Write out the data word for word and omit every picture.

----- Provided records

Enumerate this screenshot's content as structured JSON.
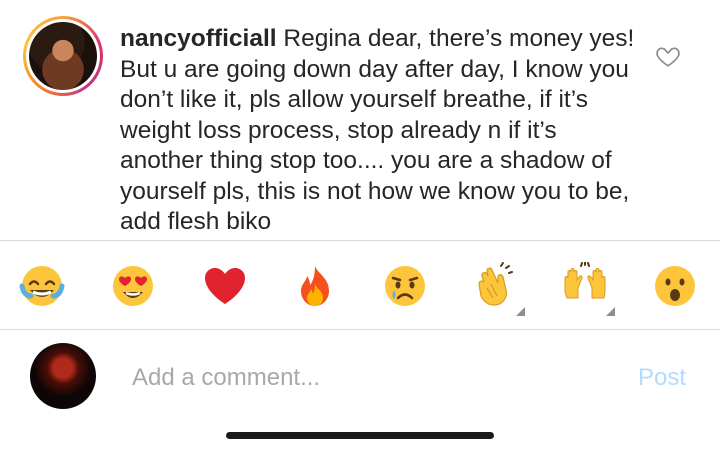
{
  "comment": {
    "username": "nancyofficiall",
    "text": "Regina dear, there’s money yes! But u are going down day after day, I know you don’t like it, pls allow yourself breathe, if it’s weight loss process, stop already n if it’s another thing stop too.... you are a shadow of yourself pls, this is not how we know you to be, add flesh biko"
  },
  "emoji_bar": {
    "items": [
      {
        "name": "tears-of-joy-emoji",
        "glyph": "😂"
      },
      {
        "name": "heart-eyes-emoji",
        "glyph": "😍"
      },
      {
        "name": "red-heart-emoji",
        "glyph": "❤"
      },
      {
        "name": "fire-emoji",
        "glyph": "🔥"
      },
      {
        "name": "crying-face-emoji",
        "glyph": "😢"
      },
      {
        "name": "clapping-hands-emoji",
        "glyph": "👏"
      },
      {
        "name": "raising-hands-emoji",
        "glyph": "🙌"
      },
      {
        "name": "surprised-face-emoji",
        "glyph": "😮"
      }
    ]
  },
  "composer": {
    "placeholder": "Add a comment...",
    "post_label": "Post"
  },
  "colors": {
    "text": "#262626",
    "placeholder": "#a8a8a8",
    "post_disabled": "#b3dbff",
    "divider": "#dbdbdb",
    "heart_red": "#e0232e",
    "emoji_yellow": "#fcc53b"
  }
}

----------

### Solution to the problem
Enumerate this screenshot's content as structured JSON.
{
  "comment": {
    "username": "nancyofficiall",
    "text": "Regina dear, there’s money yes! But u are going down day after day, I know you don’t like it, pls allow yourself breathe, if it’s weight loss process, stop already n if it’s another thing stop too.... you are a shadow of yourself pls, this is not how we know you to be, add flesh biko"
  },
  "emoji_bar": {
    "items": [
      {
        "name": "tears-of-joy-emoji",
        "glyph": "😂"
      },
      {
        "name": "heart-eyes-emoji",
        "glyph": "😍"
      },
      {
        "name": "red-heart-emoji",
        "glyph": "❤"
      },
      {
        "name": "fire-emoji",
        "glyph": "🔥"
      },
      {
        "name": "crying-face-emoji",
        "glyph": "😢"
      },
      {
        "name": "clapping-hands-emoji",
        "glyph": "👏"
      },
      {
        "name": "raising-hands-emoji",
        "glyph": "🙌"
      },
      {
        "name": "surprised-face-emoji",
        "glyph": "😮"
      }
    ]
  },
  "composer": {
    "placeholder": "Add a comment...",
    "post_label": "Post"
  },
  "colors": {
    "text": "#262626",
    "placeholder": "#a8a8a8",
    "post_disabled": "#b3dbff",
    "divider": "#dbdbdb",
    "heart_red": "#e0232e",
    "emoji_yellow": "#fcc53b"
  }
}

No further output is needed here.